Abstract

The Southern Hemisphere subtropical convergence zones are important regions of rainfall in the subtropics. The south Indian Ocean convergence zone (SICZ) has the strongest seasonality and exhibits substantial interannual variability in strength and position during austral summer. On synoptic time scales, the SICZ is a preferred region for the formation of tropical–extratropical (TE) cloud bands with local maxima over the southern African mainland and Madagascar. This study investigates how the seasonality in satellite-observed cloud band frequency emerges from the interplay between the asynchronous seasonal cycles in convective instability and upper-level flow, as represented by reanalysis data. These atmospheric mean states are diagnosed with a gross convective instability metric and a method to distinguish between subtropical and eddy-driven jet axes. Month-by-month analysis of these diagnostics elucidates how mean-state perturbations during ENSO events modify cloud band likelihood. Typically, 150%–200% more cloud bands develop during La Niña seasons supported by 5°–10° latitudinal separation between the local subtropical and eddy-driven jets and higher values of convective instability, especially in semiarid parts of mainland southern Africa. During El Niño events, fewer cloud bands develop over southern Africa in a more convectively stable environment without a distinct subtropical jet. However, east of Madagascar cloud bands are 150% more likely. Plausible teleconnection pathways based on these ENSO-related perturbations are discussed. The paper concludes with a conceptual framing of the seasonal cycle in the mean-state pertinent to TE cloud band likelihood.
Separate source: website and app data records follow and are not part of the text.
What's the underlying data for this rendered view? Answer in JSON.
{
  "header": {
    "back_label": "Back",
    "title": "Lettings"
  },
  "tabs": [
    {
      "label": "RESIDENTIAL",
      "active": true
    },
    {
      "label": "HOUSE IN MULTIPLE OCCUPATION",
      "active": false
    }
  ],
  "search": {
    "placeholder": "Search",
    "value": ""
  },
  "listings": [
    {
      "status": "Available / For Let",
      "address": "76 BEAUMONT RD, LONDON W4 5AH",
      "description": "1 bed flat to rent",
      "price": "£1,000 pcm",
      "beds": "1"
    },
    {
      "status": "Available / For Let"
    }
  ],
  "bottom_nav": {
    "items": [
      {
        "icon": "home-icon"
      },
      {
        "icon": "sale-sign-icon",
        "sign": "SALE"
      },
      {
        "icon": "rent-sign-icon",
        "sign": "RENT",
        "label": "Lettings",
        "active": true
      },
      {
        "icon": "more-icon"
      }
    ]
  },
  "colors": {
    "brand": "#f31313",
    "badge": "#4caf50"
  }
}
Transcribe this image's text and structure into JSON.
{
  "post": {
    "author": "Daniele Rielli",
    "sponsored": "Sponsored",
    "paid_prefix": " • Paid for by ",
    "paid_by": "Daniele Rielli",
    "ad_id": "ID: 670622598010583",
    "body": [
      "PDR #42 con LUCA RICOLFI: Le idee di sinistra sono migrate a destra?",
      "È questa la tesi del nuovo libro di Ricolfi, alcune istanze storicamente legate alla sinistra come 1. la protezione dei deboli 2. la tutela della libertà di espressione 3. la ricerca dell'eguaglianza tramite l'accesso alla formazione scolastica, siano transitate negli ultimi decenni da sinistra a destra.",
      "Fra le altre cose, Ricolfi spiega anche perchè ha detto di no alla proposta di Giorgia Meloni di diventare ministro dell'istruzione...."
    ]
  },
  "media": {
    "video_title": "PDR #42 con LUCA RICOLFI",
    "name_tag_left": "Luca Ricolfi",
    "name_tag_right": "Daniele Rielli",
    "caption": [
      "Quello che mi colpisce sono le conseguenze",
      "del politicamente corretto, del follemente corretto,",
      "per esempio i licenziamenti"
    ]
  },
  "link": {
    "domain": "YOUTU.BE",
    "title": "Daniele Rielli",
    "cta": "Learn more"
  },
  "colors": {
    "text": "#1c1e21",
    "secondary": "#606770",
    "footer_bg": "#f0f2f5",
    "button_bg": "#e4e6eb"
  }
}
Open access
Rachel James, Neil C. G. Hart, Callum Munday, Chris J. C. Reason, and Richard Washington

Abstract

There are increasing efforts to use climate model output for adaptation planning, but meanwhile there is often limited understanding of how models represent regional climate. Here we analyze the simulation in global coupled climate models of a key rainfall-generating mechanism over southern Africa: tropical temperate troughs (TTTs). An image-processing algorithm is applied to outgoing longwave radiation data from satellites and models to create TTT event sets. All models investigated produce TTTs with similar circulation features to observed. However, there are large differences among models in the number, intensity, and preferred longitude of events. Five groups of models are identified. The first group generates too few TTTs, and relatively dry conditions over southern Africa compared to other models. A second group generates more TTTs and wet biases. The contrast between these two groups suggests that the number of TTTs could explain intermodel variations in climatological rainfall. However, there is a third group of models that simulate up to 92% more TTTs than observed, but do not have large rainfall biases, as each TTT event is relatively weak. Finally, there are a further two groups that concentrate TTTs over the subcontinent or the ocean, respectively. These distinctions between models are associated with the amount of convective activity in the Congo Basin, the magnitude of moisture fluxes into southern Africa, and the degree of zonal asymmetry in upper-level westerly flow. Model development focused on tropical convection and the representation of orography is needed for improved simulation of TTTs, and therefore southern African rainfall.

Open access